For those times that you do meet the force somewhat, proper blocking can feel unnatural.  For instance, if your opponent throws a straight punch at your chest (like that would ever really happen), you don’t need to do an exaggerated block which moves the arm way off to the side.  You only need to block enough that the arm slides off its trajectory to escape the impact.  Realistically, it will still glace off your chest, but at such an angle that it causes no real damage.  This puts you in the ideal position to counter strike as your opponent actually moves into your attack.  

A big block moves your opponent too far off to the side which either opens up your body's vulnerable areas or makes you play catch up to close the distance to effectively land a counter-strike.

Big, exaggerated blocks put you at an additional disadvantage if you miss with the block.  Big blocks throw your arm way off your center line, opening your body or head.  It also increases the time needed to bring your arm back to fend off the next blow.

Consider practicing blocks with less range of movement or that travel less distance.  For middle blocks, stop just past your center line. Try shortening the entire plane of movement and experiment in half or partial blocks, without a ‘proper’ set up and chamber.

We tend to extend our blocks during solo practice, as if the end of the block is the end of the entire process.  We need to turn our minds to thinking of it as a set up or a strike to our opponent and our next action.

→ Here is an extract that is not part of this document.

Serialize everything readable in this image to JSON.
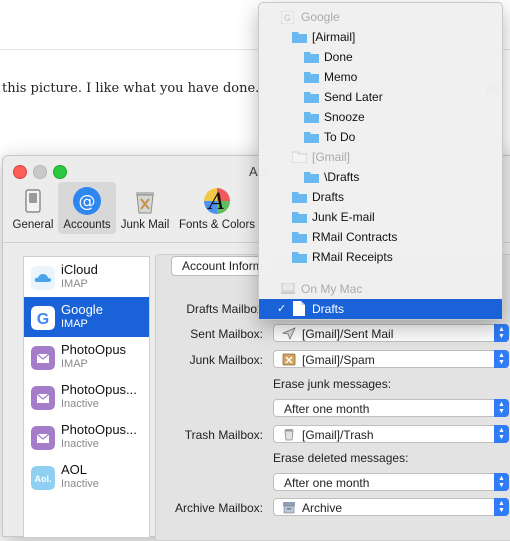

When doing blocking drills with a partner, concentrate on blocking ‘just enough’.  At the start of this article, I said effective blocking feels wrong.  In partner drills, you’ll sometimes still be getting hit, but the blow will have lost most of its power and, if done properly, will only be a glancing blow.  This is why it’ll feel wrong at first. (this doesn't apply to punches aimed at your face...)

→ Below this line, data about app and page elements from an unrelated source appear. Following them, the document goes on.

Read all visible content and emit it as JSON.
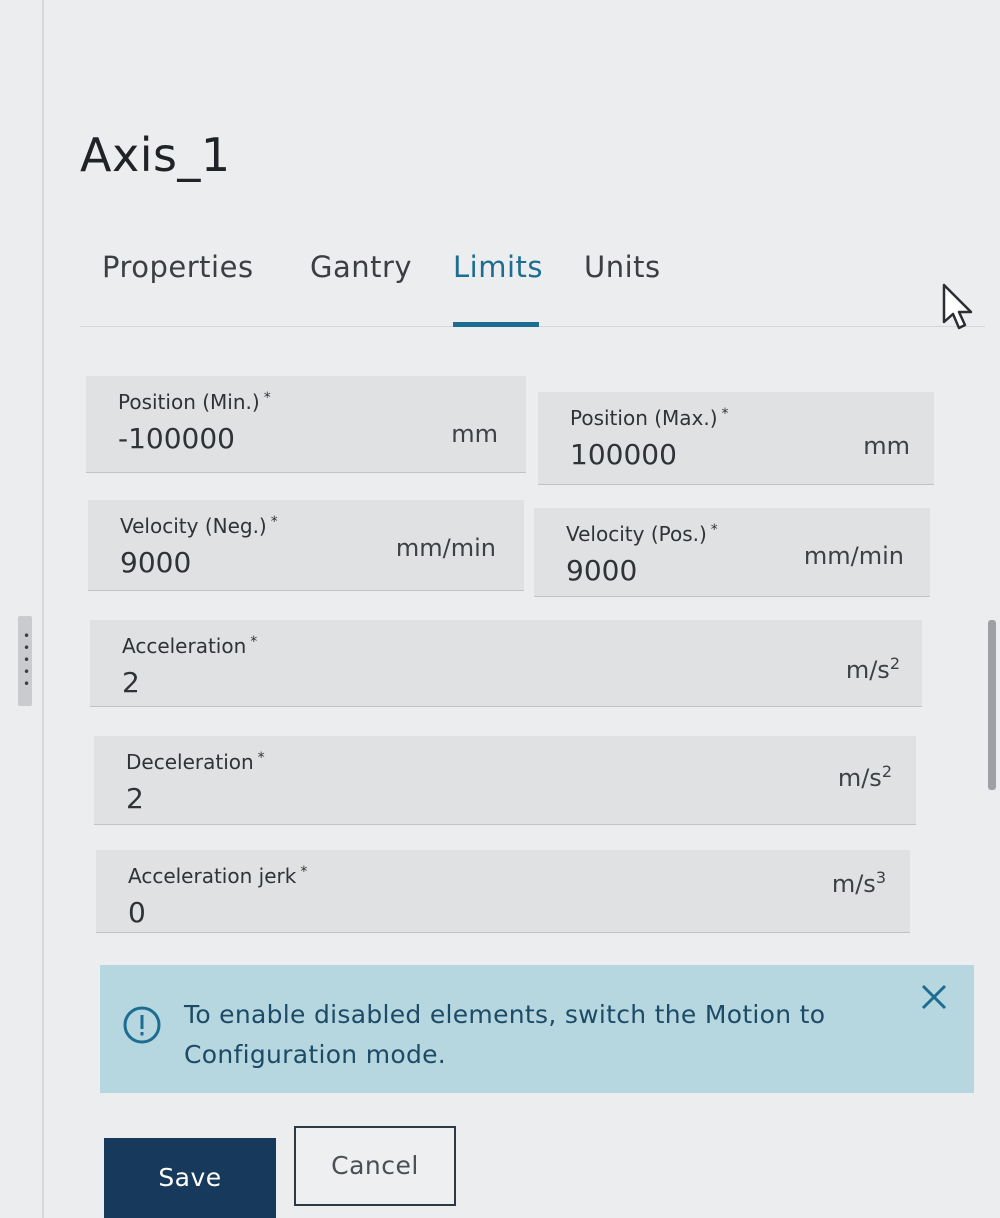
{
  "panel": {
    "title": "Axis_1"
  },
  "tabs": [
    {
      "label": "Properties",
      "active": false
    },
    {
      "label": "Gantry",
      "active": false
    },
    {
      "label": "Limits",
      "active": true
    },
    {
      "label": "Units",
      "active": false
    }
  ],
  "fields": {
    "position_min": {
      "label": "Position (Min.)",
      "required": "*",
      "value": "-100000",
      "unit": "mm"
    },
    "position_max": {
      "label": "Position (Max.)",
      "required": "*",
      "value": "100000",
      "unit": "mm"
    },
    "velocity_neg": {
      "label": "Velocity (Neg.)",
      "required": "*",
      "value": "9000",
      "unit": "mm/min"
    },
    "velocity_pos": {
      "label": "Velocity (Pos.)",
      "required": "*",
      "value": "9000",
      "unit": "mm/min"
    },
    "acceleration": {
      "label": "Acceleration",
      "required": "*",
      "value": "2",
      "unit_base": "m/s",
      "unit_exp": "2"
    },
    "deceleration": {
      "label": "Deceleration",
      "required": "*",
      "value": "2",
      "unit_base": "m/s",
      "unit_exp": "2"
    },
    "acceleration_jerk": {
      "label": "Acceleration jerk",
      "required": "*",
      "value": "0",
      "unit_base": "m/s",
      "unit_exp": "3"
    }
  },
  "banner": {
    "message": "To enable disabled elements, switch the Motion to Configuration mode.",
    "icon": "info-circle-icon",
    "close_icon": "close-icon"
  },
  "actions": {
    "save_label": "Save",
    "cancel_label": "Cancel"
  },
  "colors": {
    "accent": "#1d6d92",
    "primary_button": "#173a5c",
    "banner_bg": "#b6d7e0"
  }
}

We program ourselves to think that any contact from our attacker is somehow a failure on our part to block correctly.  The idea is to avoid injury and to improve our position.  So the next time you practice and block ‘just enough’, take a look at how many options are available to you.  Better yet, only think of your ‘just enough block’ as one part of a larger fluid attack plan.  Do your best not to separate the block from the rest.  You may find you can just slip past the incoming strike.  Don’t finish the block and then start the counter.  This stop/start form of practice is a dangerous trap to fall into and is all too prevalent in the martial arts. 

Ultimately, everything you do in the martial arts should reduce/protect you from injury, put you in a better position, or put your opponent in a worse one.  Ideally, you’ll do all three at the same time.  Effective blocking is one tool in achieving these goals.

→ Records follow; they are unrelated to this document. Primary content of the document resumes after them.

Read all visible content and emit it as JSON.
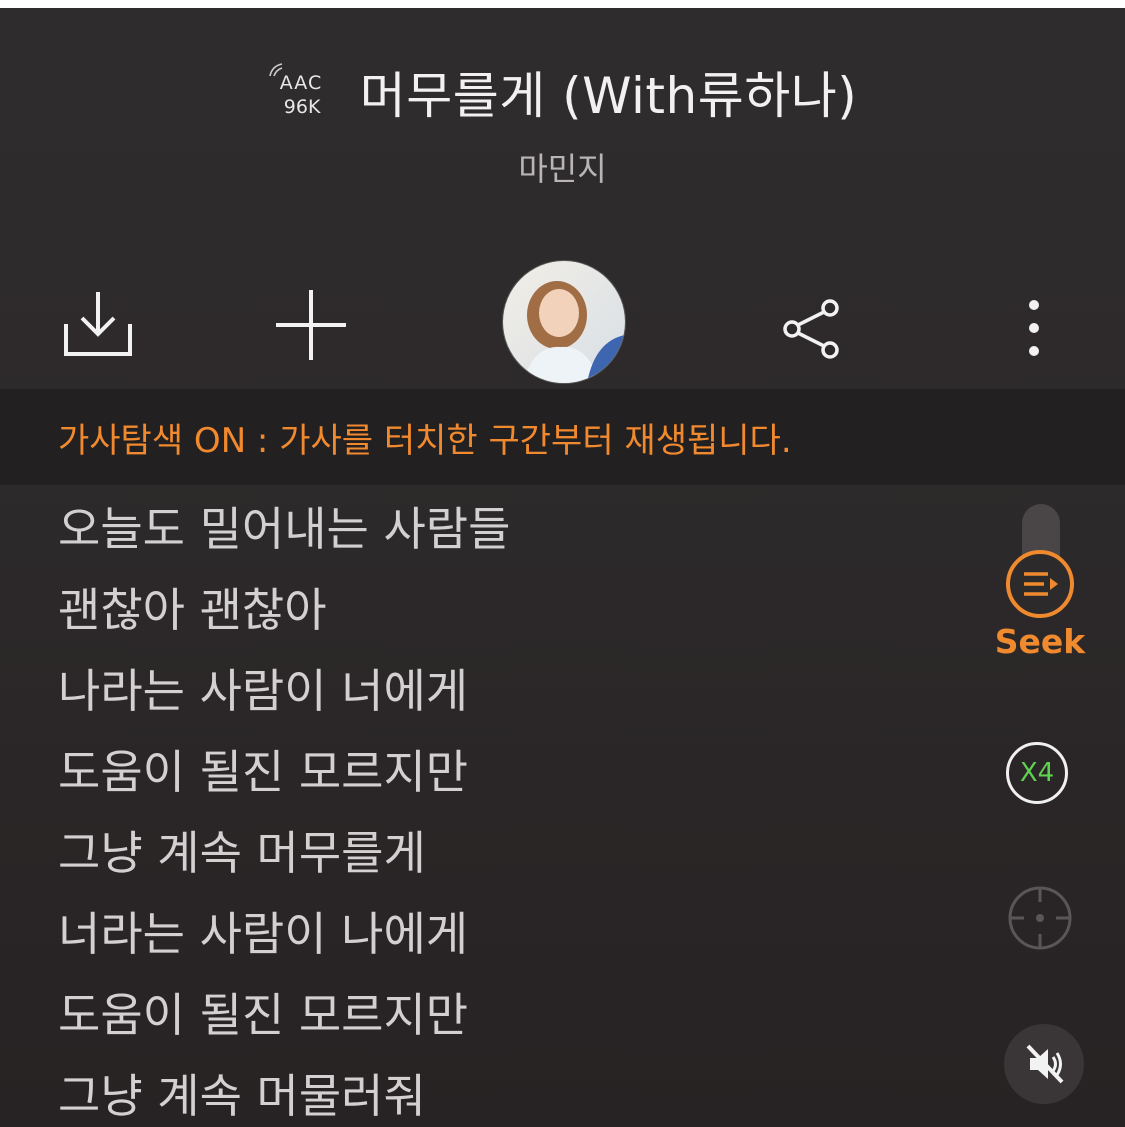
{
  "header": {
    "codec_top": "AAC",
    "codec_bottom": "96K",
    "song_title": "머무를게 (With류하나)",
    "artist": "마민지"
  },
  "toolbar": {
    "icons": [
      "download-icon",
      "add-icon",
      "album-art-avatar",
      "share-icon",
      "more-vertical-icon"
    ]
  },
  "notice": {
    "text": "가사탐색 ON : 가사를 터치한 구간부터 재생됩니다."
  },
  "lyrics": [
    "오늘도 밀어내는 사람들",
    "괜찮아 괜찮아",
    "나라는 사람이 너에게",
    "도움이 될진 모르지만",
    "그냥 계속 머무를게",
    "너라는 사람이 나에게",
    "도움이 될진 모르지만",
    "그냥 계속 머물러줘"
  ],
  "side_controls": {
    "seek_label": "Seek",
    "speed_label": "X4",
    "accent_color": "#f08a2e",
    "speed_color": "#5ed151"
  }
}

Block well.

Welcome Rick.


  1. Great post! In karate the names of blocks are suffixed with the word uke (age uke, uchi uke, soto uke etc). As you know the word uke means to receive so in karate blocks are considered to be 'receiving techniques' i.e. ways of receiving the attack in a way that enables you to seize control of your opponent, which may mean a simultaneous block and strike or it may be a soft parry or deflection. This is why in karate the correct term for the 'defender' is uke (or uke-te, receiving hand) - the opposite to jujitsu. Interesting eh?

  2. improving your position... well summed up...

  3. Thanks Sue,

    There is a subtle but important difference between just blocking an attack and receiving a technique, as you mentioned. The important part, as you've summed up nicely, is understanding that blocks are a means to an end, not the end itself.

    J.C, Thanks.

  4. Very interesting. It opens the way for a discussion concerning the role of blocks in defensive tactics. SueC - I did not know that. That is really quite interesting. I'm now considering, what does the different use of the term suggest about the viewpoint of the different martial arts? I don't know, but you've got me thinking. By the way, see my next blog on that explores the issue.

  5. Hi John. Great point about different systems using different terms. An offensive based system may say there are no blocks at all, just deflecting strikes whereas a purely defensive style may call them something completely different, even though technically the physical movement may be nearly identical. Thanks.